Hoggarth can stand proudly next to
the Union Jack creates the perfect
springboard to the rest of the world.
With the more traditional products
gaining momentum in China and the
USA, and increasing interest from
around the globe, it feels like the sky is
the limit for the potential of this small
business. With initial order quantities
of almost 20 tonnes to China alone
without any real commercial effort,
the focus must now turn away from
the UK’s domestic situation and to
the potential of supplying the markets
that continue to crave the quality and
tradition of Best of British.
Our company
is not in the
business of
providing a
‘nicotine fix’,
but rather a
smoking
pleasure akin
to the
enjoyment of
fine whisky
Original packaging of
Samuel Gawith products
Hessian sacks of Latakia
tobacco leaf grown in Cyprus

www.gawithhoggarth.co.uk

This article was sponsored by Gawith Hoggarth. The Parliamentary Review is wholly funded by the representatives who write for it. The publication in which this article originally appeared contained the following foreword from Rt Hon Kwasi Kwarteng.

Rt Hon Kwasi Kwarteng's Foreword For The Parliamentary Review

By Rt Hon Kwasi Kwarteng

This year’s Parliamentary Review reflects on a tumultuous and extraordinary year, globally and nationally. As well as being an MP, I am a keen student of history, and I am conscious that 2020 would mark the end of an era. It will be remembered as the year in which we concluded Brexit negotiations and finally left the European Union. Above all, it will be remembered as the year of Covid-19.

In our fight against the pandemic, I am delighted that our vaccination programme is beginning to turn the tide – and I pay tribute to the British businesses, scientists and all those who have helped us to achieve this. But the virus has dealt enormous damage, and we now have a duty to rebuild our economy.
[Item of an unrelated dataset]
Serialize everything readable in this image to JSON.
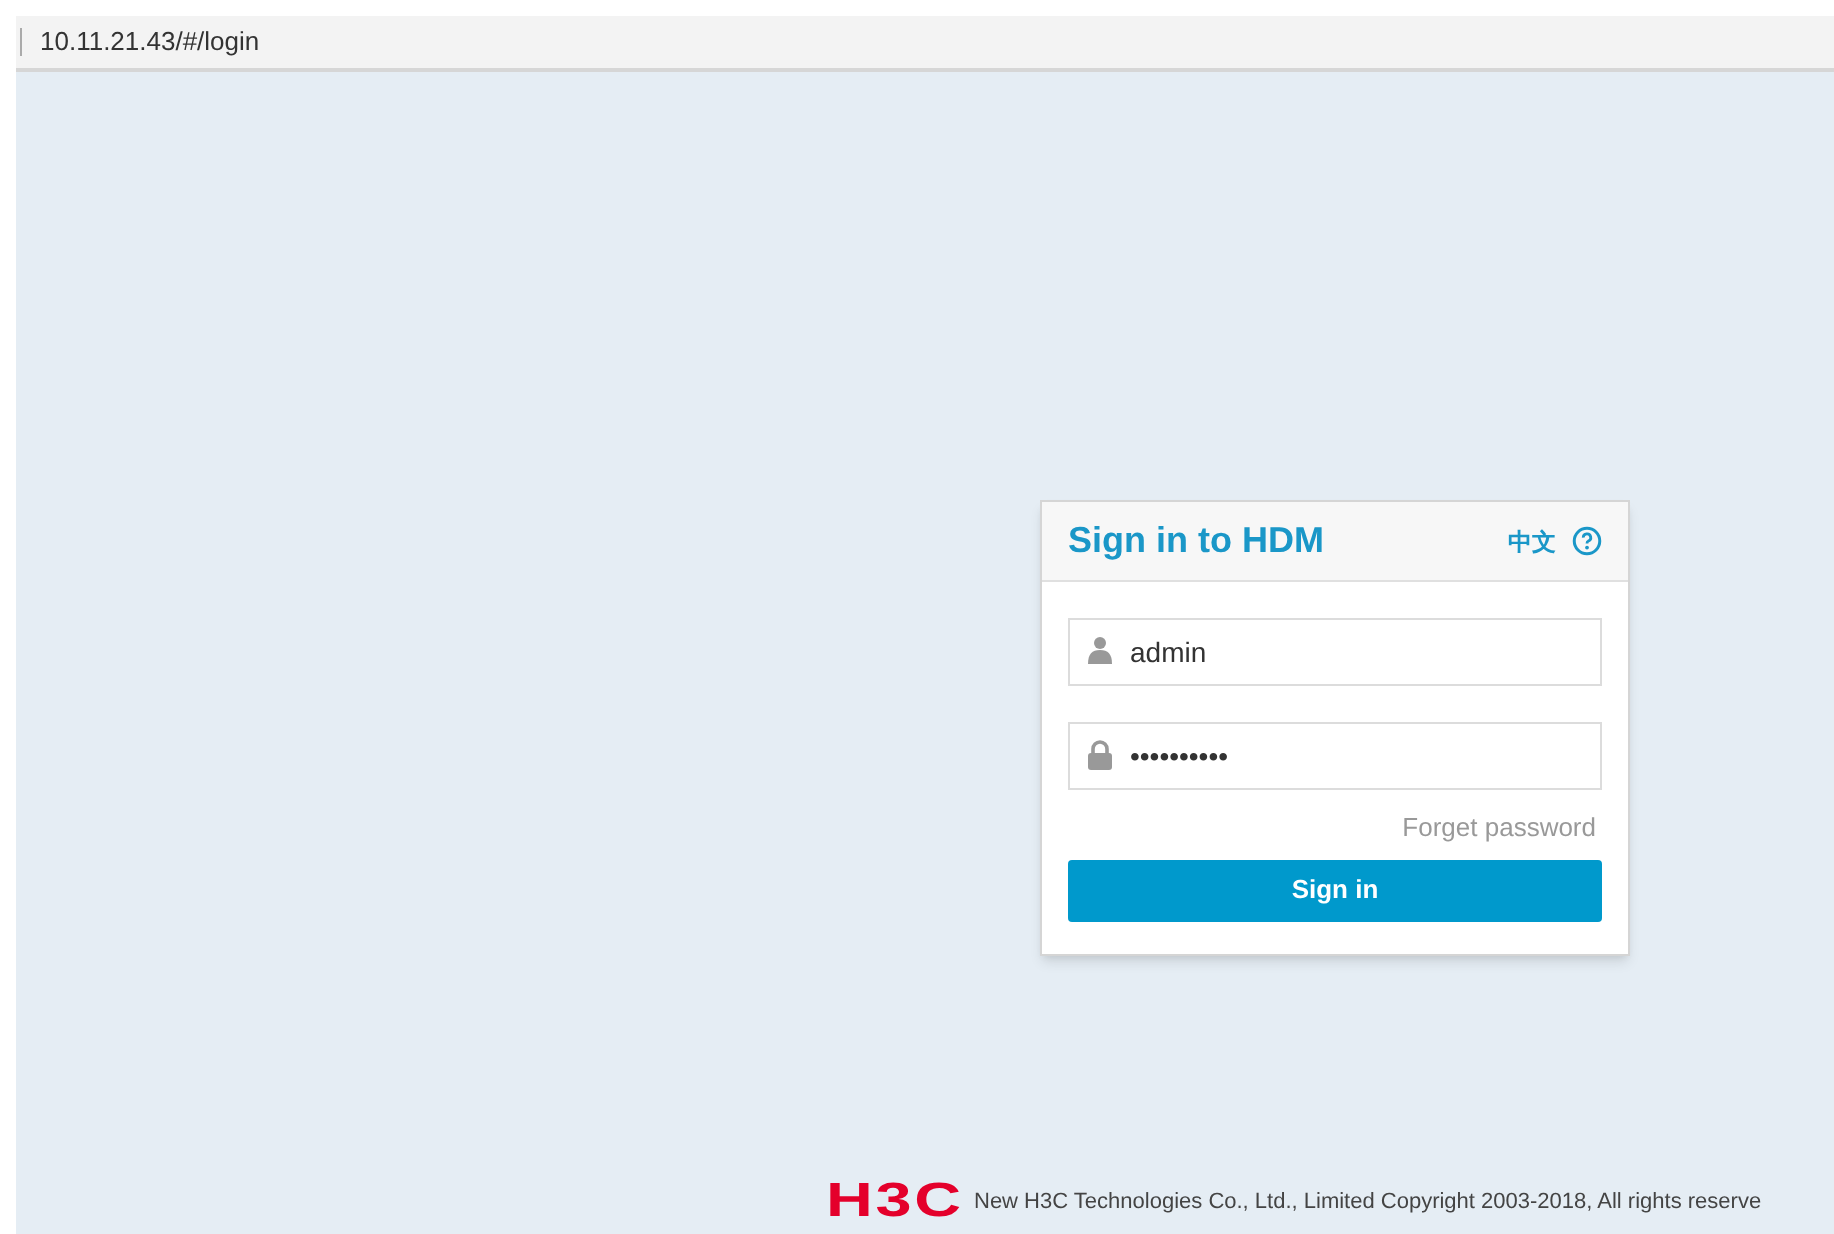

We must ensure that businesses are protected. We have made more than £350 billion available to that end, with grants, business rates relief and our furlough scheme supporting more than 11 million people and jobs in every corner of the country, maintaining livelihoods while easing the pressure on employers. The next step is to work with business to build back better and greener, putting the net zero carbon challenge at the heart of our recovery. This is a complex undertaking, but one which I hope will be recognised as a once in a lifetime opportunity.

Through the prime minister’s ten point plan for a green industrial revolution, we can level up every region of the UK, supporting 250,000 green jobs while we accelerate our progress towards net zero carbon emissions.

With our commitment to raise R&D spending to 2.4% of GDP and the creation of the Advanced Research & Invention Agency, we are empowering our fantastic researchers to take on groundbreaking research, delivering funding with flexibility and speed. With this approach, innovators will be able to work with our traditional industrial heartlands to explore new technologies, and design and manufacture the products on which the future will be built – ready for export around the globe.

And I believe trade will flourish. We are a leading nation in the fight against climate change. As the host of COP26 this year, we have an incredible opportunity to market our low-carbon products and expertise. Our departure from the EU gives us the chance to be a champion of truly global free trade; we have already signed trade deals with more than 60 countries around the world.

As we turn the page and leave 2020 behind, I am excited about the new chapter which Britain is now writing for itself, and for the opportunities which lie ahead of us.
Rt Hon Kwasi Kwarteng
Secretary of State for Business, Energy and Industrial Strategy